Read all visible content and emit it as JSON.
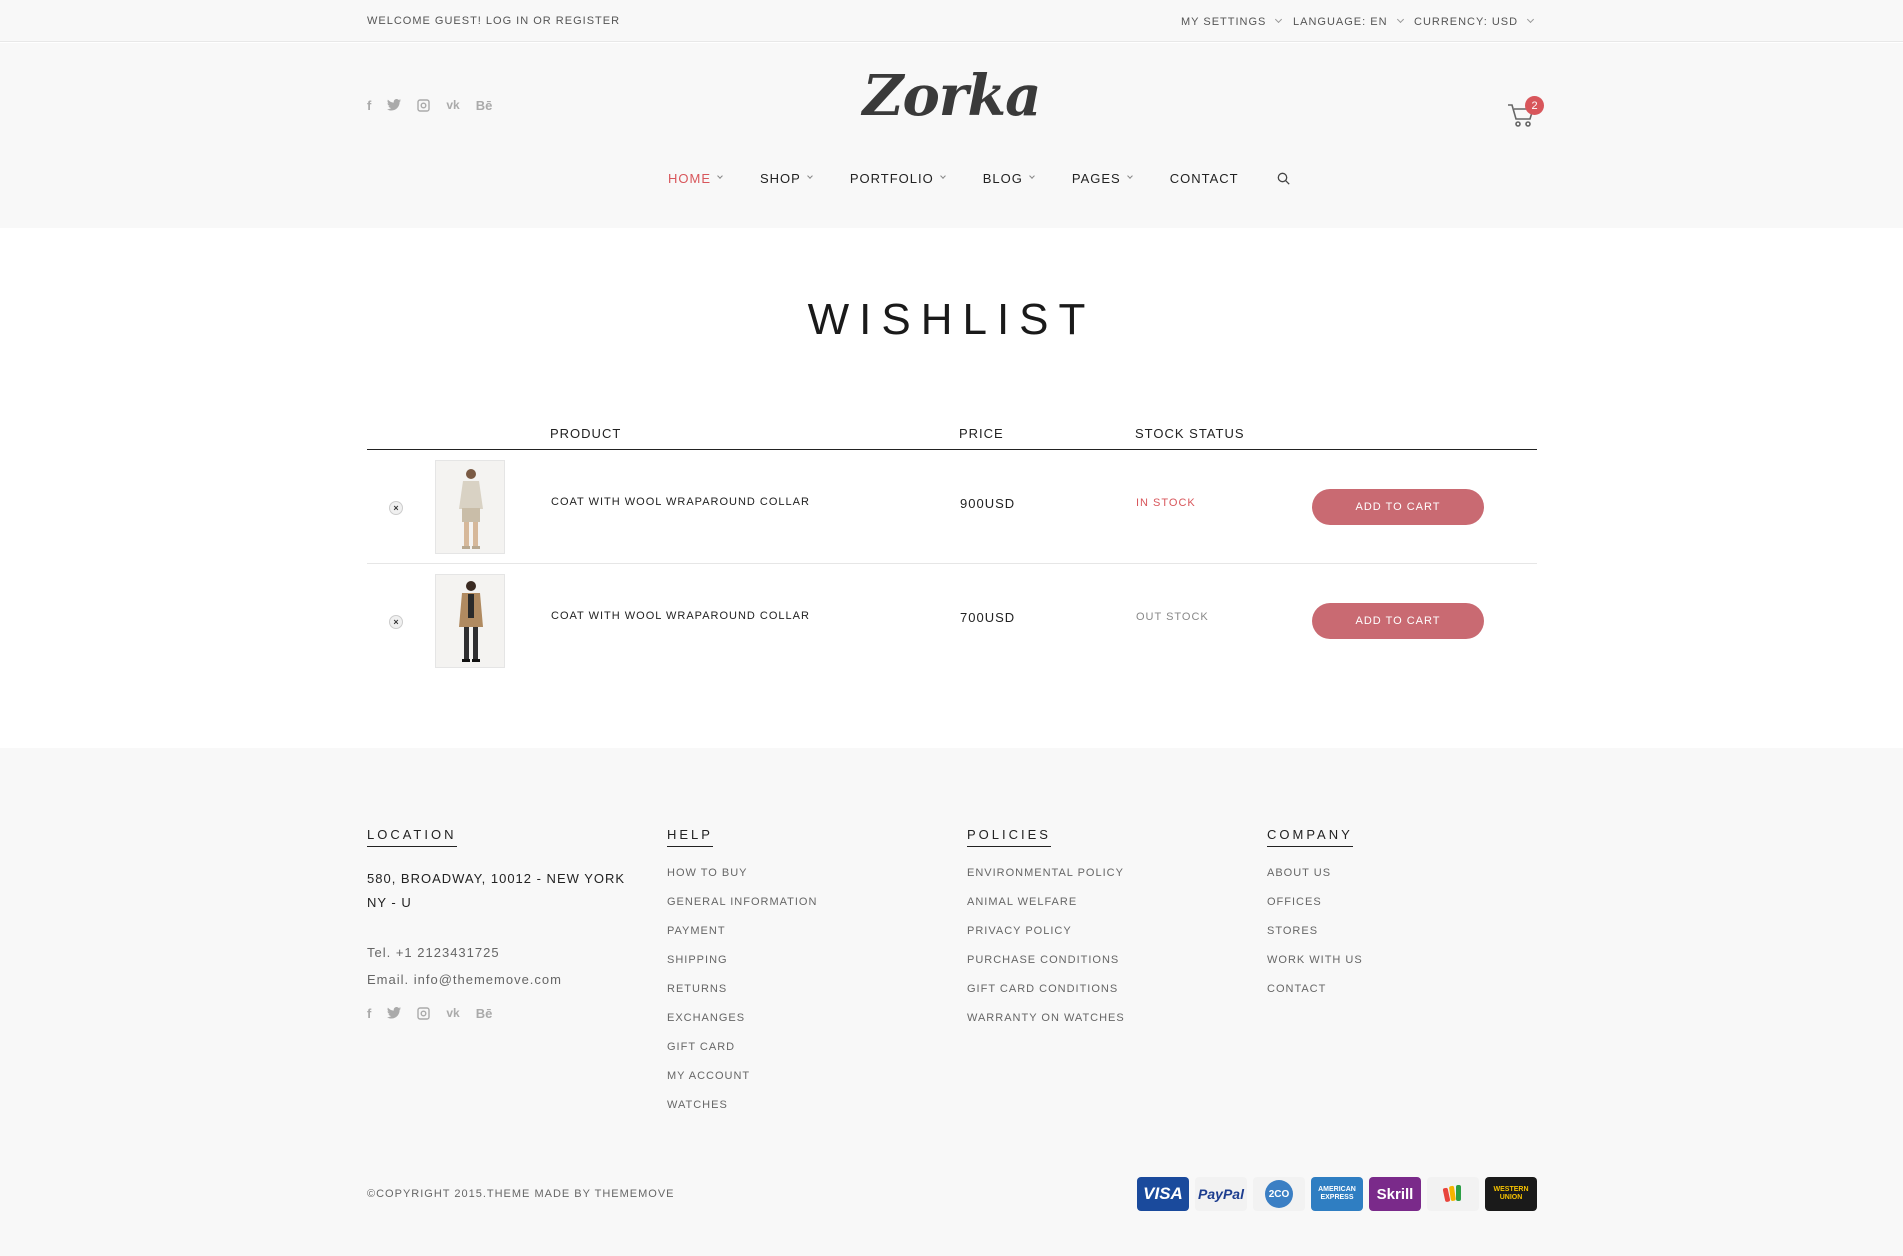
{
  "topbar": {
    "welcome": "WELCOME GUEST! LOG IN OR REGISTER",
    "settings": "MY SETTINGS",
    "language": "LANGUAGE: EN",
    "currency": "CURRENCY: USD"
  },
  "header": {
    "logo": "Zorka",
    "cart_count": "2",
    "social": [
      "f",
      "t",
      "ig",
      "vk",
      "Bē"
    ]
  },
  "nav": {
    "items": [
      {
        "label": "HOME"
      },
      {
        "label": "SHOP"
      },
      {
        "label": "PORTFOLIO"
      },
      {
        "label": "BLOG"
      },
      {
        "label": "PAGES"
      },
      {
        "label": "CONTACT"
      }
    ]
  },
  "page": {
    "title": "WISHLIST"
  },
  "table": {
    "headers": {
      "product": "PRODUCT",
      "price": "PRICE",
      "stock": "STOCK STATUS"
    },
    "rows": [
      {
        "remove": "×",
        "name": "COAT WITH WOOL WRAPAROUND COLLAR",
        "price": "900USD",
        "stock": "IN STOCK",
        "button": "ADD TO CART"
      },
      {
        "remove": "×",
        "name": "COAT WITH WOOL WRAPAROUND COLLAR",
        "price": "700USD",
        "stock": "OUT STOCK",
        "button": "ADD TO CART"
      }
    ]
  },
  "colors": {
    "accent": "#d8565b",
    "button": "#c96a72"
  },
  "footer": {
    "location": {
      "heading": "LOCATION",
      "address_line1": "580, BROADWAY, 10012 - NEW YORK",
      "address_line2": "NY - U",
      "tel": "Tel. +1 2123431725",
      "email": "Email. info@thememove.com"
    },
    "help": {
      "heading": "HELP",
      "links": [
        "HOW TO BUY",
        "GENERAL INFORMATION",
        "PAYMENT",
        "SHIPPING",
        "RETURNS",
        "EXCHANGES",
        "GIFT CARD",
        "MY ACCOUNT",
        "WATCHES"
      ]
    },
    "policies": {
      "heading": "POLICIES",
      "links": [
        "ENVIRONMENTAL POLICY",
        "ANIMAL WELFARE",
        "PRIVACY POLICY",
        "PURCHASE CONDITIONS",
        "GIFT CARD CONDITIONS",
        "WARRANTY ON WATCHES"
      ]
    },
    "company": {
      "heading": "COMPANY",
      "links": [
        "ABOUT US",
        "OFFICES",
        "STORES",
        "WORK WITH US",
        "CONTACT"
      ]
    },
    "copyright": "©COPYRIGHT 2015.THEME MADE BY THEMEMOVE",
    "payments": [
      {
        "label": "VISA",
        "color": "#1a4a9c"
      },
      {
        "label": "PayPal",
        "color": "#f2f2f2"
      },
      {
        "label": "2CO",
        "color": "#f2f2f2"
      },
      {
        "label": "AMERICAN EXPRESS",
        "color": "#2f7ec2"
      },
      {
        "label": "Skrill",
        "color": "#7a2a8a"
      },
      {
        "label": "Google Wallet",
        "color": "#f2f2f2"
      },
      {
        "label": "WESTERN UNION",
        "color": "#1a1a1a"
      }
    ]
  }
}
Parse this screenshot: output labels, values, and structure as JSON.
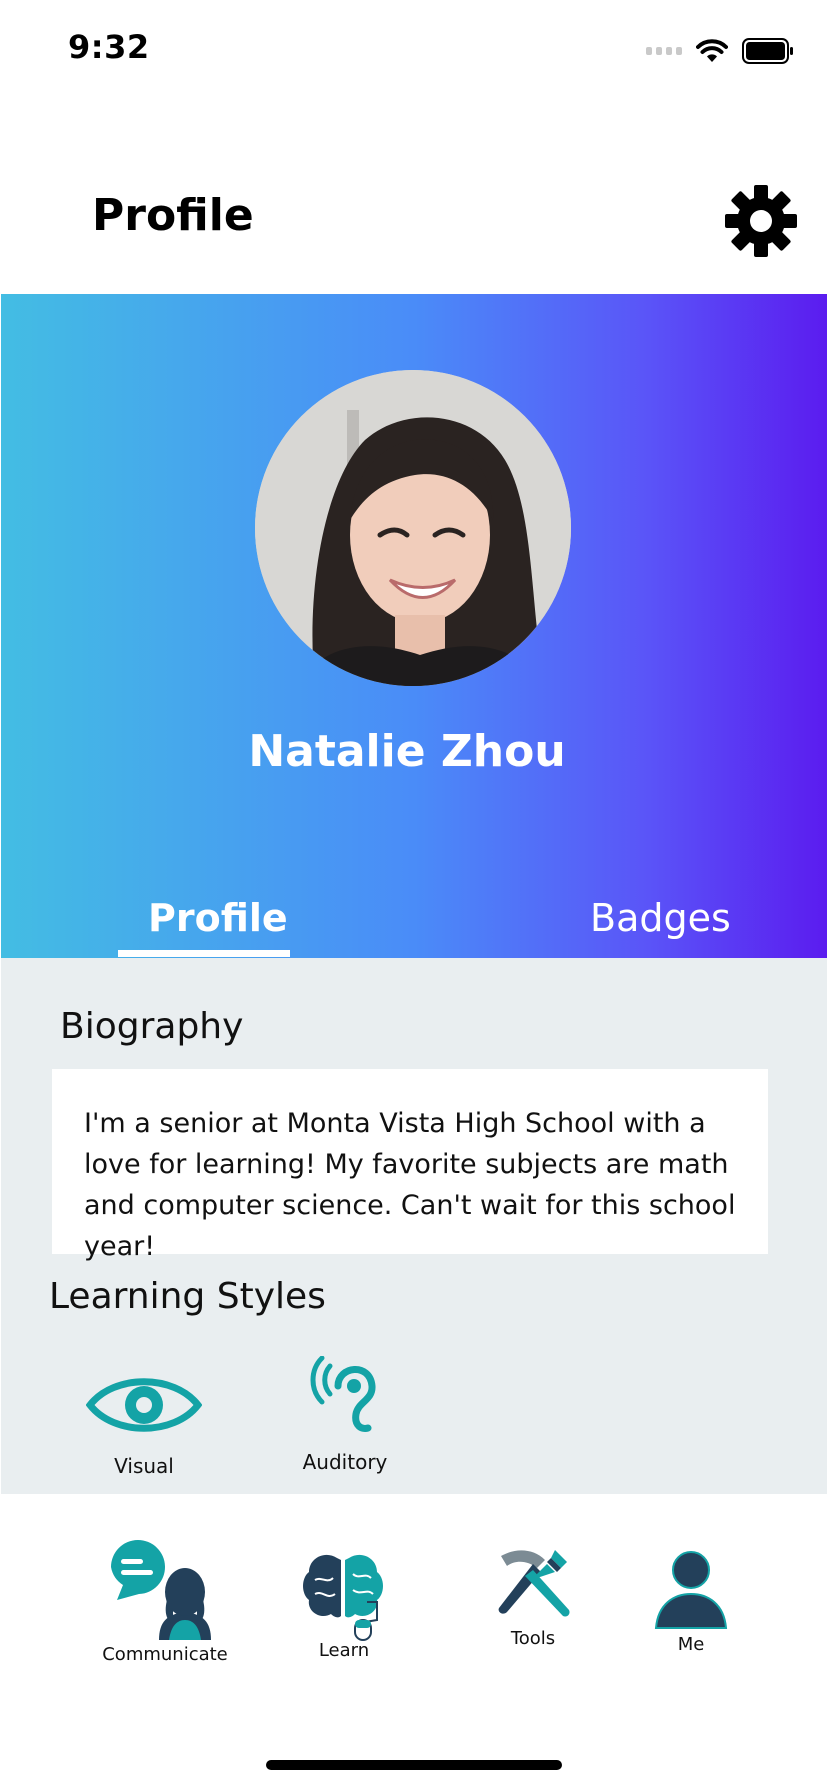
{
  "status_bar": {
    "time": "9:32"
  },
  "header": {
    "title": "Profile",
    "settings_icon": "gear-icon"
  },
  "profile": {
    "name": "Natalie Zhou",
    "avatar_icon": "user-photo"
  },
  "tabs": [
    {
      "label": "Profile",
      "active": true
    },
    {
      "label": "Badges",
      "active": false
    }
  ],
  "biography": {
    "title": "Biography",
    "text": "I'm a senior at Monta Vista High School with a love for learning! My favorite subjects are math and computer science. Can't wait for this school year!"
  },
  "learning_styles": {
    "title": "Learning Styles",
    "items": [
      {
        "label": "Visual",
        "icon": "eye-icon"
      },
      {
        "label": "Auditory",
        "icon": "ear-icon"
      }
    ]
  },
  "bottom_nav": [
    {
      "label": "Communicate",
      "icon": "communicate-icon"
    },
    {
      "label": "Learn",
      "icon": "brain-icon"
    },
    {
      "label": "Tools",
      "icon": "tools-icon"
    },
    {
      "label": "Me",
      "icon": "person-icon"
    }
  ],
  "colors": {
    "accent_teal": "#14a3a6",
    "navy": "#23405a",
    "gradient_start": "#43bde3",
    "gradient_end": "#5b1cef",
    "content_bg": "#e9eef0"
  }
}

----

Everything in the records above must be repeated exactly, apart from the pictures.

Read all visible content and emit it as JSON.
{
  "topbar": {
    "welcome": "WELCOME GUEST! LOG IN OR REGISTER",
    "settings": "MY SETTINGS",
    "language": "LANGUAGE: EN",
    "currency": "CURRENCY: USD"
  },
  "header": {
    "logo": "Zorka",
    "cart_count": "2",
    "social": [
      "f",
      "t",
      "ig",
      "vk",
      "Bē"
    ]
  },
  "nav": {
    "items": [
      {
        "label": "HOME"
      },
      {
        "label": "SHOP"
      },
      {
        "label": "PORTFOLIO"
      },
      {
        "label": "BLOG"
      },
      {
        "label": "PAGES"
      },
      {
        "label": "CONTACT"
      }
    ]
  },
  "page": {
    "title": "WISHLIST"
  },
  "table": {
    "headers": {
      "product": "PRODUCT",
      "price": "PRICE",
      "stock": "STOCK STATUS"
    },
    "rows": [
      {
        "remove": "×",
        "name": "COAT WITH WOOL WRAPAROUND COLLAR",
        "price": "900USD",
        "stock": "IN STOCK",
        "button": "ADD TO CART"
      },
      {
        "remove": "×",
        "name": "COAT WITH WOOL WRAPAROUND COLLAR",
        "price": "700USD",
        "stock": "OUT STOCK",
        "button": "ADD TO CART"
      }
    ]
  },
  "colors": {
    "accent": "#d8565b",
    "button": "#c96a72"
  },
  "footer": {
    "location": {
      "heading": "LOCATION",
      "address_line1": "580, BROADWAY, 10012 - NEW YORK",
      "address_line2": "NY - U",
      "tel": "Tel. +1 2123431725",
      "email": "Email. info@thememove.com"
    },
    "help": {
      "heading": "HELP",
      "links": [
        "HOW TO BUY",
        "GENERAL INFORMATION",
        "PAYMENT",
        "SHIPPING",
        "RETURNS",
        "EXCHANGES",
        "GIFT CARD",
        "MY ACCOUNT",
        "WATCHES"
      ]
    },
    "policies": {
      "heading": "POLICIES",
      "links": [
        "ENVIRONMENTAL POLICY",
        "ANIMAL WELFARE",
        "PRIVACY POLICY",
        "PURCHASE CONDITIONS",
        "GIFT CARD CONDITIONS",
        "WARRANTY ON WATCHES"
      ]
    },
    "company": {
      "heading": "COMPANY",
      "links": [
        "ABOUT US",
        "OFFICES",
        "STORES",
        "WORK WITH US",
        "CONTACT"
      ]
    },
    "copyright": "©COPYRIGHT 2015.THEME MADE BY THEMEMOVE",
    "payments": [
      {
        "label": "VISA",
        "color": "#1a4a9c"
      },
      {
        "label": "PayPal",
        "color": "#f2f2f2"
      },
      {
        "label": "2CO",
        "color": "#f2f2f2"
      },
      {
        "label": "AMERICAN EXPRESS",
        "color": "#2f7ec2"
      },
      {
        "label": "Skrill",
        "color": "#7a2a8a"
      },
      {
        "label": "Google Wallet",
        "color": "#f2f2f2"
      },
      {
        "label": "WESTERN UNION",
        "color": "#1a1a1a"
      }
    ]
  }
}
Parse this screenshot: output labels, values, and structure as JSON.
{
  "status_bar": {
    "time": "9:32"
  },
  "header": {
    "title": "Profile",
    "settings_icon": "gear-icon"
  },
  "profile": {
    "name": "Natalie Zhou",
    "avatar_icon": "user-photo"
  },
  "tabs": [
    {
      "label": "Profile",
      "active": true
    },
    {
      "label": "Badges",
      "active": false
    }
  ],
  "biography": {
    "title": "Biography",
    "text": "I'm a senior at Monta Vista High School with a love for learning! My favorite subjects are math and computer science. Can't wait for this school year!"
  },
  "learning_styles": {
    "title": "Learning Styles",
    "items": [
      {
        "label": "Visual",
        "icon": "eye-icon"
      },
      {
        "label": "Auditory",
        "icon": "ear-icon"
      }
    ]
  },
  "bottom_nav": [
    {
      "label": "Communicate",
      "icon": "communicate-icon"
    },
    {
      "label": "Learn",
      "icon": "brain-icon"
    },
    {
      "label": "Tools",
      "icon": "tools-icon"
    },
    {
      "label": "Me",
      "icon": "person-icon"
    }
  ],
  "colors": {
    "accent_teal": "#14a3a6",
    "navy": "#23405a",
    "gradient_start": "#43bde3",
    "gradient_end": "#5b1cef",
    "content_bg": "#e9eef0"
  }
}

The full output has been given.